====== Supplied material
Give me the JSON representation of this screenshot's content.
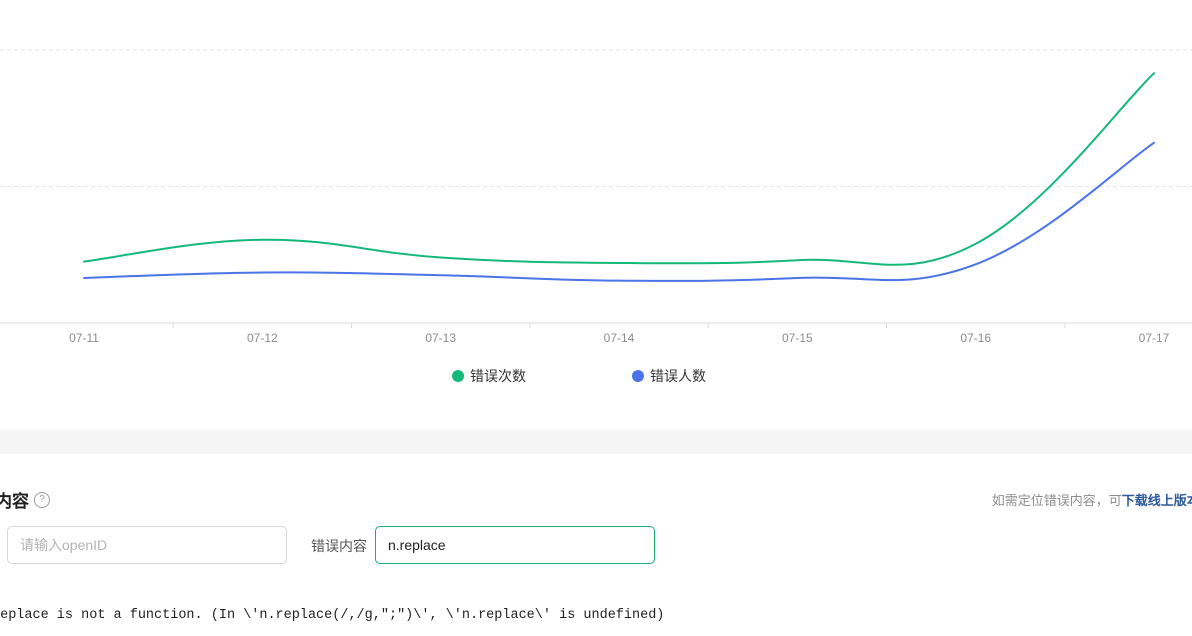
{
  "chart_data": {
    "type": "line",
    "x": [
      "07-11",
      "07-12",
      "07-13",
      "07-14",
      "07-15",
      "07-16",
      "07-17"
    ],
    "series": [
      {
        "name": "错误次数",
        "color": "#14b97a",
        "values": [
          45,
          61,
          48,
          44,
          46,
          58,
          183
        ]
      },
      {
        "name": "错误人数",
        "color": "#4a74e8",
        "values": [
          33,
          37,
          35,
          31,
          33,
          43,
          132
        ]
      }
    ],
    "ylim": [
      0,
      200
    ],
    "grid": true,
    "legend": "bottom"
  },
  "section": {
    "title": "内容",
    "hint_prefix": "如需定位错误内容，可",
    "hint_link": "下载线上版本 S"
  },
  "filters": {
    "openid_placeholder": "请输入openID",
    "content_label": "错误内容",
    "content_value": "n.replace"
  },
  "error_message": "replace is not a function. (In \\'n.replace(/,/g,\";\")\\', \\'n.replace\\' is undefined)"
}
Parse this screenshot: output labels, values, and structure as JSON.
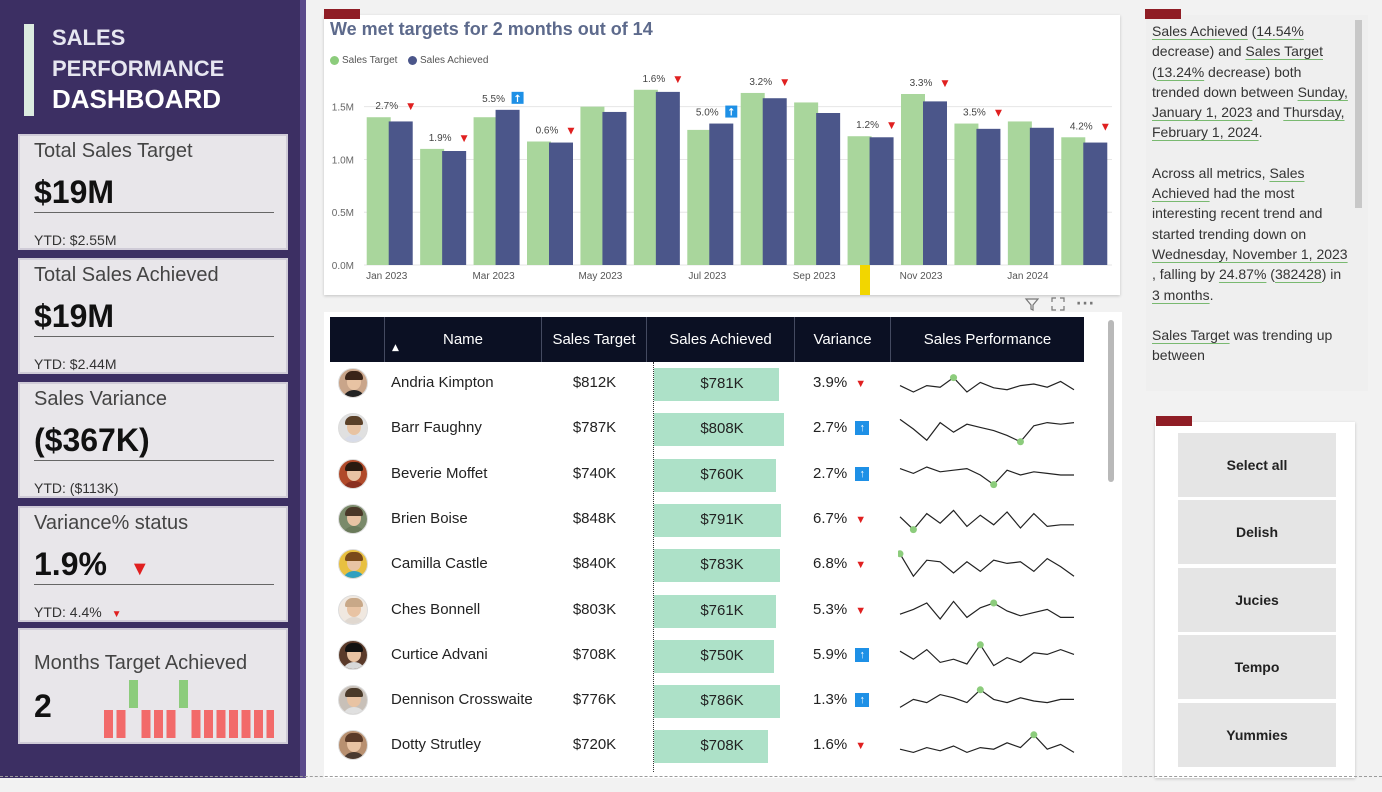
{
  "sidebar": {
    "title_line1": "SALES",
    "title_line2": "PERFORMANCE",
    "title_line3": "DASHBOARD"
  },
  "kpis": {
    "total_sales_target": {
      "label": "Total Sales Target",
      "value": "$19M",
      "ytd_label": "YTD:",
      "ytd_value": "$2.55M"
    },
    "total_sales_achieved": {
      "label": "Total Sales Achieved",
      "value": "$19M",
      "ytd_label": "YTD:",
      "ytd_value": "$2.44M"
    },
    "sales_variance": {
      "label": "Sales Variance",
      "value": "($367K)",
      "ytd_label": "YTD:",
      "ytd_value": "($113K)"
    },
    "variance_status": {
      "label": "Variance% status",
      "value": "1.9%",
      "ytd_label": "YTD:",
      "ytd_value": "4.4%"
    },
    "months_target": {
      "label": "Months Target Achieved",
      "value": "2",
      "month_flags": [
        0,
        0,
        1,
        0,
        0,
        0,
        1,
        0,
        0,
        0,
        0,
        0,
        0,
        0
      ]
    }
  },
  "colors": {
    "target": "#a9d69c",
    "achieved": "#4b568a",
    "hit": "#8ccc7c",
    "miss": "#f26a6a",
    "down_arrow": "#e02020",
    "up_badge": "#1e90e6"
  },
  "chart_data": {
    "type": "bar",
    "title": "We met targets for 2 months out of 14",
    "series": [
      {
        "name": "Sales Target",
        "values": [
          1.4,
          1.1,
          1.4,
          1.17,
          1.5,
          1.66,
          1.28,
          1.63,
          1.54,
          1.22,
          1.62,
          1.34,
          1.36,
          1.21
        ]
      },
      {
        "name": "Sales Achieved",
        "values": [
          1.36,
          1.08,
          1.47,
          1.16,
          1.45,
          1.64,
          1.34,
          1.58,
          1.44,
          1.21,
          1.55,
          1.29,
          1.3,
          1.16
        ]
      }
    ],
    "variance_labels": [
      "2.7%",
      "1.9%",
      "5.5%",
      "0.6%",
      "",
      "1.6%",
      "5.0%",
      "3.2%",
      "",
      "1.2%",
      "3.3%",
      "3.5%",
      "",
      "4.2%"
    ],
    "variance_dir": [
      "down",
      "down",
      "up",
      "down",
      "",
      "down",
      "up",
      "down",
      "",
      "down",
      "down",
      "down",
      "",
      "down"
    ],
    "x_tick_labels": [
      "Jan 2023",
      "",
      "Mar 2023",
      "",
      "May 2023",
      "",
      "Jul 2023",
      "",
      "Sep 2023",
      "",
      "Nov 2023",
      "",
      "Jan 2024",
      ""
    ],
    "y_ticks": [
      "0.0M",
      "0.5M",
      "1.0M",
      "1.5M"
    ],
    "ylim": [
      0,
      1.8
    ],
    "grid": true,
    "legend_position": "top-left"
  },
  "table": {
    "columns": [
      "Name",
      "Sales Target",
      "Sales Achieved",
      "Variance",
      "Sales Performance"
    ],
    "rows": [
      {
        "name": "Andria Kimpton",
        "target": "$812K",
        "achieved": "$781K",
        "achieved_value": 781,
        "variance": "3.9%",
        "dir": "down",
        "avatar": {
          "hair": "#3a2418",
          "shirt": "#222",
          "bg": "#c9a58a"
        },
        "spark": [
          0.55,
          0.75,
          0.55,
          0.6,
          0.3,
          0.75,
          0.45,
          0.62,
          0.68,
          0.55,
          0.5,
          0.6,
          0.42,
          0.68
        ],
        "spark_peak": 4
      },
      {
        "name": "Barr Faughny",
        "target": "$787K",
        "achieved": "$808K",
        "achieved_value": 808,
        "variance": "2.7%",
        "dir": "up",
        "avatar": {
          "hair": "#5a4028",
          "shirt": "#d8dce8",
          "bg": "#e0e0e0"
        },
        "spark": [
          0.2,
          0.5,
          0.85,
          0.3,
          0.6,
          0.35,
          0.45,
          0.55,
          0.7,
          0.9,
          0.4,
          0.3,
          0.35,
          0.3
        ],
        "spark_peak": 9
      },
      {
        "name": "Beverie Moffet",
        "target": "$740K",
        "achieved": "$760K",
        "achieved_value": 760,
        "variance": "2.7%",
        "dir": "up",
        "avatar": {
          "hair": "#2a1a10",
          "shirt": "#8a3020",
          "bg": "#b04a2a"
        },
        "spark": [
          0.3,
          0.45,
          0.25,
          0.4,
          0.35,
          0.3,
          0.5,
          0.8,
          0.35,
          0.5,
          0.4,
          0.45,
          0.5,
          0.5
        ],
        "spark_peak": 7
      },
      {
        "name": "Brien Boise",
        "target": "$848K",
        "achieved": "$791K",
        "achieved_value": 791,
        "variance": "6.7%",
        "dir": "down",
        "avatar": {
          "hair": "#4a3828",
          "shirt": "#6a7a5a",
          "bg": "#7a8a6a"
        },
        "spark": [
          0.4,
          0.8,
          0.3,
          0.6,
          0.2,
          0.7,
          0.35,
          0.65,
          0.25,
          0.75,
          0.3,
          0.7,
          0.65,
          0.65
        ],
        "spark_peak": 1
      },
      {
        "name": "Camilla Castle",
        "target": "$840K",
        "achieved": "$783K",
        "achieved_value": 783,
        "variance": "6.8%",
        "dir": "down",
        "avatar": {
          "hair": "#7a4a1a",
          "shirt": "#30a0c0",
          "bg": "#e8c040"
        },
        "spark": [
          0.15,
          0.85,
          0.35,
          0.4,
          0.75,
          0.4,
          0.7,
          0.35,
          0.45,
          0.4,
          0.7,
          0.3,
          0.55,
          0.85
        ],
        "spark_peak": 0
      },
      {
        "name": "Ches Bonnell",
        "target": "$803K",
        "achieved": "$761K",
        "achieved_value": 761,
        "variance": "5.3%",
        "dir": "down",
        "avatar": {
          "hair": "#c8a888",
          "shirt": "#e0d8d0",
          "bg": "#f0e8e0"
        },
        "spark": [
          0.6,
          0.45,
          0.25,
          0.75,
          0.2,
          0.7,
          0.4,
          0.25,
          0.5,
          0.65,
          0.55,
          0.45,
          0.7,
          0.7
        ],
        "spark_peak": 7
      },
      {
        "name": "Curtice Advani",
        "target": "$708K",
        "achieved": "$750K",
        "achieved_value": 750,
        "variance": "5.9%",
        "dir": "up",
        "avatar": {
          "hair": "#111",
          "shirt": "#d8d8d8",
          "bg": "#5a3a2a"
        },
        "spark": [
          0.35,
          0.6,
          0.3,
          0.7,
          0.6,
          0.75,
          0.15,
          0.8,
          0.55,
          0.7,
          0.4,
          0.45,
          0.3,
          0.45
        ],
        "spark_peak": 6
      },
      {
        "name": "Dennison Crosswaite",
        "target": "$776K",
        "achieved": "$786K",
        "achieved_value": 786,
        "variance": "1.3%",
        "dir": "up",
        "avatar": {
          "hair": "#4a3a2a",
          "shirt": "#e0e0e0",
          "bg": "#c8c0b8"
        },
        "spark": [
          0.7,
          0.45,
          0.55,
          0.3,
          0.4,
          0.55,
          0.15,
          0.45,
          0.55,
          0.4,
          0.5,
          0.55,
          0.45,
          0.45
        ],
        "spark_peak": 6
      },
      {
        "name": "Dotty Strutley",
        "target": "$720K",
        "achieved": "$708K",
        "achieved_value": 708,
        "variance": "1.6%",
        "dir": "down",
        "avatar": {
          "hair": "#5a3a28",
          "shirt": "#4a3a30",
          "bg": "#b89070"
        },
        "spark": [
          0.6,
          0.7,
          0.55,
          0.65,
          0.5,
          0.7,
          0.55,
          0.6,
          0.4,
          0.55,
          0.15,
          0.6,
          0.45,
          0.7
        ],
        "spark_peak": 10
      }
    ]
  },
  "narrative": {
    "p1_a": "Sales Achieved",
    "p1_b": " (",
    "p1_c": "14.54%",
    "p1_d": " decrease) and ",
    "p1_e": "Sales Target",
    "p1_f": " (",
    "p1_g": "13.24%",
    "p1_h": " decrease) both trended down between ",
    "p1_i": "Sunday, January 1, 2023",
    "p1_j": " and ",
    "p1_k": "Thursday, February 1, 2024",
    "p1_l": ".",
    "p2_a": "Across all metrics, ",
    "p2_b": "Sales Achieved",
    "p2_c": " had the most interesting recent trend and started trending down on ",
    "p2_d": "Wednesday, November 1, 2023",
    "p2_e": ", falling by ",
    "p2_f": "24.87%",
    "p2_g": " (",
    "p2_h": "382428",
    "p2_i": ") in ",
    "p2_j": "3 months",
    "p2_k": ".",
    "p3_a": "Sales Target",
    "p3_b": " was trending up between"
  },
  "slicer": {
    "options": [
      "Select all",
      "Delish",
      "Jucies",
      "Tempo",
      "Yummies"
    ]
  },
  "panel_icons": {
    "filter": "filter-icon",
    "focus": "focus-mode-icon",
    "more": "more-options-icon"
  }
}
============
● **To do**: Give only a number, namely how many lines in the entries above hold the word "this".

● **The answer**: 2